Since its commercialization in 2003, Bt corn has-and still is-proving to be an important technology for the control of insect pests, higher yield production, and higher quality grain. In recent years, however, the western corn rootworm's increasing resistance to Bt corn has caused some alarm.
Bt resistance has been confirmed to one or more Bt rootworm toxins in Nebraska, Minnesota, Iowa, and Illinois, and scientists in Colorado, Kansas, Missouri, New York, South Dakota and Wisconsin also are reporting significant damage in fields planted to corn hybrids containing Bt rootworm toxins.
To help U.S. corn growers and consultants tackle this growing issue, Dr. Robert Wright, Research & Extension Entomologist at the University of Nebraska-Lincoln, organized a seminar comprising five webcast presentations that focus on the many new and changing aspects of western corn rootworm management in the transgenic era.
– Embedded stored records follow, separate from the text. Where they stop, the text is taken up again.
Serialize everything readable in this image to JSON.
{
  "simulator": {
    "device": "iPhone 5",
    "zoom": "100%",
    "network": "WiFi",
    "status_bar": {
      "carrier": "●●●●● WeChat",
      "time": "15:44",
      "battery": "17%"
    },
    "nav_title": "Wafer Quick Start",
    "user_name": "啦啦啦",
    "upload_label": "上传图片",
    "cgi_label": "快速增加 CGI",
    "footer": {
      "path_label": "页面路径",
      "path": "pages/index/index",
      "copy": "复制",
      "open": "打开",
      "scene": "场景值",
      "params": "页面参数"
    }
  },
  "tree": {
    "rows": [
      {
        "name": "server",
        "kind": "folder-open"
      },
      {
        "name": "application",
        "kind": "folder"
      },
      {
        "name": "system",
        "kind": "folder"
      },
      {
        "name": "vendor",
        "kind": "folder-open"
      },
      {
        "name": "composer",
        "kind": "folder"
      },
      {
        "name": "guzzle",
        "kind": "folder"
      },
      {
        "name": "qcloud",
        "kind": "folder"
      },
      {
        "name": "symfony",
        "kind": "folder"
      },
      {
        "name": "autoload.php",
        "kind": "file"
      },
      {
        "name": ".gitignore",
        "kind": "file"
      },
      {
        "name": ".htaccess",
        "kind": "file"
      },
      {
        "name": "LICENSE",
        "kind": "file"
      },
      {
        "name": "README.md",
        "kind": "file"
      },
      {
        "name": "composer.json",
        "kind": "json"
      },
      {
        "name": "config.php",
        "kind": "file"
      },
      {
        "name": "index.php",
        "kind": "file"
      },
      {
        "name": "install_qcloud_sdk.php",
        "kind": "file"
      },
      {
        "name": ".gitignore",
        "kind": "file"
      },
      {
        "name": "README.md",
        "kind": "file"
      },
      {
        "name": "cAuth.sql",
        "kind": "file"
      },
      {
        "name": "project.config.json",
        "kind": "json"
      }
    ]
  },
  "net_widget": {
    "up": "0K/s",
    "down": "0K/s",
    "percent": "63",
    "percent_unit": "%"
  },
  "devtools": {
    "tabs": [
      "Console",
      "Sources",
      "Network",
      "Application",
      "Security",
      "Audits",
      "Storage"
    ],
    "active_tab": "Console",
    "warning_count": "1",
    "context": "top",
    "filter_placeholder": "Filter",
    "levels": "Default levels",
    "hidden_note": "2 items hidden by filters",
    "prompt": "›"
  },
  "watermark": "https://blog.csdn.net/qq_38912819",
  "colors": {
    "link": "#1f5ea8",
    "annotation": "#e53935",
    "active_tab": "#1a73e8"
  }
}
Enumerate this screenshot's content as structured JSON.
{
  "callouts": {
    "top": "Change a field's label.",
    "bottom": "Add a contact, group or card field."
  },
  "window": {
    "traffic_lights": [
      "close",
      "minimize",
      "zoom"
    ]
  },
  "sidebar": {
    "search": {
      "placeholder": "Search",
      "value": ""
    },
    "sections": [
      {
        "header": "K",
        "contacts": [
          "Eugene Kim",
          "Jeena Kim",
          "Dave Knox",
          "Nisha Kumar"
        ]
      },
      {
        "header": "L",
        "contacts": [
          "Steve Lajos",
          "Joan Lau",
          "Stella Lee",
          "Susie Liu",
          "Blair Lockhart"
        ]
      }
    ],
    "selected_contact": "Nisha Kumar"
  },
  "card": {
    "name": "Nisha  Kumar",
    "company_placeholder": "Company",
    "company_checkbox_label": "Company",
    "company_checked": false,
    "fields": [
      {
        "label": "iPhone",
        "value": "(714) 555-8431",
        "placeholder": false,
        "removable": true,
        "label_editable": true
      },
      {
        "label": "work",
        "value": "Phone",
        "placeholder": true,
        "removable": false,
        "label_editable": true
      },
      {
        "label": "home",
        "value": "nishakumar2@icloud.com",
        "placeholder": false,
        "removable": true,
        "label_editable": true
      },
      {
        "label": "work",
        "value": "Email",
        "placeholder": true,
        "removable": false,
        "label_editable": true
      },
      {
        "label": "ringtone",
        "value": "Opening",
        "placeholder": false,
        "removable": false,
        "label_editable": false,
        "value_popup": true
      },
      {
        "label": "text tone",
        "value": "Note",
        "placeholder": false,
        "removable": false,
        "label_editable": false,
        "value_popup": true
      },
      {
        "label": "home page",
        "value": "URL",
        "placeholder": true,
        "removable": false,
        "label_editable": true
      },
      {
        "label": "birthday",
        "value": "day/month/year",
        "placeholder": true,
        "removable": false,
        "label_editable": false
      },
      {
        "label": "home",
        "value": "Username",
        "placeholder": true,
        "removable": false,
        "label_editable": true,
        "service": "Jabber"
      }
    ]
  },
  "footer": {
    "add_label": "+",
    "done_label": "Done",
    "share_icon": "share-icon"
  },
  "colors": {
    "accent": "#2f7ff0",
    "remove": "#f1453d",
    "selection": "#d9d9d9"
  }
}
This seminar, titled "Corn Rootworm in the Transgenic Era" is located in the Plant Management Network's 'Focus on Corn' resource, which is co-sponsored by the National Corn Growers Association. All five talks are freely available 24/7 to corn producers, consultants, extension agents, and other practitioners involved with Bt corn and the management of western corn rootworm.
'Focus on Corn' is a publication of the Plant Management Network, a nonprofit online publisher whose mission is to enhance the health, management, and production of crops through quality, science-based crop management information for agricultural practitioners. To help achieve its nonprofit publishing mission, PMN partners with more than 80 organizations, which include universities, nonprofits like NCGA, and agribusinesses.